# Requirement
Filter the listing below, keeping every line that holds "this".
══════════════════════════════
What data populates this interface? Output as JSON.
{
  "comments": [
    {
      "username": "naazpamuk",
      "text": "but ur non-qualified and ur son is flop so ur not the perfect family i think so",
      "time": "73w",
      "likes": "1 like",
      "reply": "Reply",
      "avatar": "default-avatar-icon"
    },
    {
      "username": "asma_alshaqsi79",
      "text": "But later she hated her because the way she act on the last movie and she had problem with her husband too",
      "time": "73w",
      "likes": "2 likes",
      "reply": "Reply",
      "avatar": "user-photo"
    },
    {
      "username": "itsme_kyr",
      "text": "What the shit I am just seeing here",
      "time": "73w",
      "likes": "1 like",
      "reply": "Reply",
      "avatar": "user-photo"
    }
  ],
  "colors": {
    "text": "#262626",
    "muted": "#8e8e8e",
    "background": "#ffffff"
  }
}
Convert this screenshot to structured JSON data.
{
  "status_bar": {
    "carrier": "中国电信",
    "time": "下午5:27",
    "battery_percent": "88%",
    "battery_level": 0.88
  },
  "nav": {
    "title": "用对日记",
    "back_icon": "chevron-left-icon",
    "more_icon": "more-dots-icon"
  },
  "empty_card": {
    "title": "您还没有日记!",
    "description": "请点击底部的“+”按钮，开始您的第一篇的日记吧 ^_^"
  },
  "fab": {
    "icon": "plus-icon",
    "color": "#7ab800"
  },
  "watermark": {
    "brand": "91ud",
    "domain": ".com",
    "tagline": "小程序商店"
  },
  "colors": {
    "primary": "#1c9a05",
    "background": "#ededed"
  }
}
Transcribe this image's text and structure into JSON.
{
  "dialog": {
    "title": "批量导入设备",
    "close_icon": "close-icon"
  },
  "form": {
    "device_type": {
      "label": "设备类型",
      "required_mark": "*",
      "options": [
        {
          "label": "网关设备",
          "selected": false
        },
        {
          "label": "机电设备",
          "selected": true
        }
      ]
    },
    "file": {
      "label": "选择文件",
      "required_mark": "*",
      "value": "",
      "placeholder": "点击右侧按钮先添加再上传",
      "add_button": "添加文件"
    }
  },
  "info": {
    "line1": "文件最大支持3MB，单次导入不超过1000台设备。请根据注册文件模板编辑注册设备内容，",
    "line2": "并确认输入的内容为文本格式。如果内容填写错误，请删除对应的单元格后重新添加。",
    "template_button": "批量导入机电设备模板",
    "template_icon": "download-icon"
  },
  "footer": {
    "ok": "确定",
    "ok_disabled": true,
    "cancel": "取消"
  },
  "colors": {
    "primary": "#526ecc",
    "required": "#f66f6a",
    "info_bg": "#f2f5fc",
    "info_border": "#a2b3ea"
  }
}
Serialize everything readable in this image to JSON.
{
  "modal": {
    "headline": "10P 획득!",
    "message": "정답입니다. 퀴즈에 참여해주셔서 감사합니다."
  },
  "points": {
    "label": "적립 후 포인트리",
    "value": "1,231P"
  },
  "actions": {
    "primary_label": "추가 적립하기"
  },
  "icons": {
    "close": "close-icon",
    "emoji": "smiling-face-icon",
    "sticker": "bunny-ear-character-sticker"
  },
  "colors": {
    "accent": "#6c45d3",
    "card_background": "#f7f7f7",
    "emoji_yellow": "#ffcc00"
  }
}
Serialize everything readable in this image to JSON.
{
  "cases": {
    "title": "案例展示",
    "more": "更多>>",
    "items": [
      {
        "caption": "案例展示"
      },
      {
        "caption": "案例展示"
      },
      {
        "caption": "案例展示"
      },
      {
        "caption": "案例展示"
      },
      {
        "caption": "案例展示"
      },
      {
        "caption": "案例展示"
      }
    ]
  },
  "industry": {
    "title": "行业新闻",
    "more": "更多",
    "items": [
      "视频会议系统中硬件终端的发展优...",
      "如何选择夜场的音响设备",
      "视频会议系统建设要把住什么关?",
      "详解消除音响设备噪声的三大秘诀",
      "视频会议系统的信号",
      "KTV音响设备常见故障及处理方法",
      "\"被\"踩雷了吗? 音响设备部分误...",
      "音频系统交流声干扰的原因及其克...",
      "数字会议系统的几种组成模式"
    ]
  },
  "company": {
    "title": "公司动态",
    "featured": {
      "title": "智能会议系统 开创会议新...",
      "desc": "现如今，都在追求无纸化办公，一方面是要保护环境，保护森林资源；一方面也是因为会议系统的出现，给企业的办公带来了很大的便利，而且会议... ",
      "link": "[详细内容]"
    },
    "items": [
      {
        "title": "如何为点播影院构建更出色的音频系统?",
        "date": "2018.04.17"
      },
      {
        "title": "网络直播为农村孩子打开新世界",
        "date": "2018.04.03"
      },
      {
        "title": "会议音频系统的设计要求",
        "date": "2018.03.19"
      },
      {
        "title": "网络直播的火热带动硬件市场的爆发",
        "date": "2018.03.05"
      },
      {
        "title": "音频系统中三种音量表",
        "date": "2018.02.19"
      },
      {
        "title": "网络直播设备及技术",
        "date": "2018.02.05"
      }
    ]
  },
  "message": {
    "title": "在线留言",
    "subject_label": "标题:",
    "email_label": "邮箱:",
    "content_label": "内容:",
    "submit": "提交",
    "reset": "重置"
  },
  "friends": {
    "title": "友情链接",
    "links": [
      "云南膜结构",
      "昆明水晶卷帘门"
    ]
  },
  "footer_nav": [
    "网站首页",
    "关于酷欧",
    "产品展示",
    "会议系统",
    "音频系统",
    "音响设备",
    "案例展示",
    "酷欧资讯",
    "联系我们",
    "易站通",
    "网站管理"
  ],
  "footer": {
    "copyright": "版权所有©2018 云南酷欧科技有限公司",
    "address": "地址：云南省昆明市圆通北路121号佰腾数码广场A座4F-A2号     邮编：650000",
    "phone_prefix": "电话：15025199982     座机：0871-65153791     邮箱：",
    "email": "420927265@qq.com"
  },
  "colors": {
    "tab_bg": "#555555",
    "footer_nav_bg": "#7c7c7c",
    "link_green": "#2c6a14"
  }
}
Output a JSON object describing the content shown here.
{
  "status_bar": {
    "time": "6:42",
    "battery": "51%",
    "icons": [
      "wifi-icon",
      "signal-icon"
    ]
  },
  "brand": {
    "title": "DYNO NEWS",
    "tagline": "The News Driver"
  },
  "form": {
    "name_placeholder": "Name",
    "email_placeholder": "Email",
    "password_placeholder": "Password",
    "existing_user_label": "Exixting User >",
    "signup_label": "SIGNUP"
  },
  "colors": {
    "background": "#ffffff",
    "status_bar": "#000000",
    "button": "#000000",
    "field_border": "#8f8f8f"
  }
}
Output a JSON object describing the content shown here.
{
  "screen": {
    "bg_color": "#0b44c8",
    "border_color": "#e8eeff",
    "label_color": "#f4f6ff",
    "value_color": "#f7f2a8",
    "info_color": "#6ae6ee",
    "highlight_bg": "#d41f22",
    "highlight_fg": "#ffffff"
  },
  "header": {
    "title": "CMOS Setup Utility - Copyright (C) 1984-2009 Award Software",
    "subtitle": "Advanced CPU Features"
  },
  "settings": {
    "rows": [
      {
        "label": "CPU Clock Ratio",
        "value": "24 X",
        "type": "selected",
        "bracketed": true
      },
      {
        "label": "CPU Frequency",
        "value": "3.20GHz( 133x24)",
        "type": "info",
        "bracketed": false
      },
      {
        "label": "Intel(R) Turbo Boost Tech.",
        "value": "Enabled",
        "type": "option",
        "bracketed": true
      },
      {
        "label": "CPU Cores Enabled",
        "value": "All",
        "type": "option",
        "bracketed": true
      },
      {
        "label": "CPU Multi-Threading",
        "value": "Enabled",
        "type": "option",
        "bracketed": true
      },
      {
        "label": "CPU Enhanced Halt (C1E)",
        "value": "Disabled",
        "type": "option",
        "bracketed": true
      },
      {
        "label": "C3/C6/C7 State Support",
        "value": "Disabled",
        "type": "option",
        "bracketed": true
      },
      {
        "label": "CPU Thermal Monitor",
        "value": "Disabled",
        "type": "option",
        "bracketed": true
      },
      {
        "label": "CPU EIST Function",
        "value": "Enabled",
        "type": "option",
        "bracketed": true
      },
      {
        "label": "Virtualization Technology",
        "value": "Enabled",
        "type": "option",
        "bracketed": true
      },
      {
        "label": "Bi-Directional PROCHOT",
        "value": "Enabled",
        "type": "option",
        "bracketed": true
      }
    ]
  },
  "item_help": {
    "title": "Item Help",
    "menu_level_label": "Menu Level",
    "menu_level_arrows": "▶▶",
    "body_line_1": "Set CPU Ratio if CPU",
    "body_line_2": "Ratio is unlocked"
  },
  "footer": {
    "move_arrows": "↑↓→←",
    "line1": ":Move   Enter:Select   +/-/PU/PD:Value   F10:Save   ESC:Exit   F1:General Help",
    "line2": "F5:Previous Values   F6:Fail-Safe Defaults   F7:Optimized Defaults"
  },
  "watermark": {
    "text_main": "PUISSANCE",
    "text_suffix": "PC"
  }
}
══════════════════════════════
# Task result
What data populates this interface? Output as JSON.
Convert this screenshot to structured JSON data.
Transcribe this image's text and structure into JSON.
Serialize everything readable in this image to JSON.
Serialize everything readable in this image to JSON.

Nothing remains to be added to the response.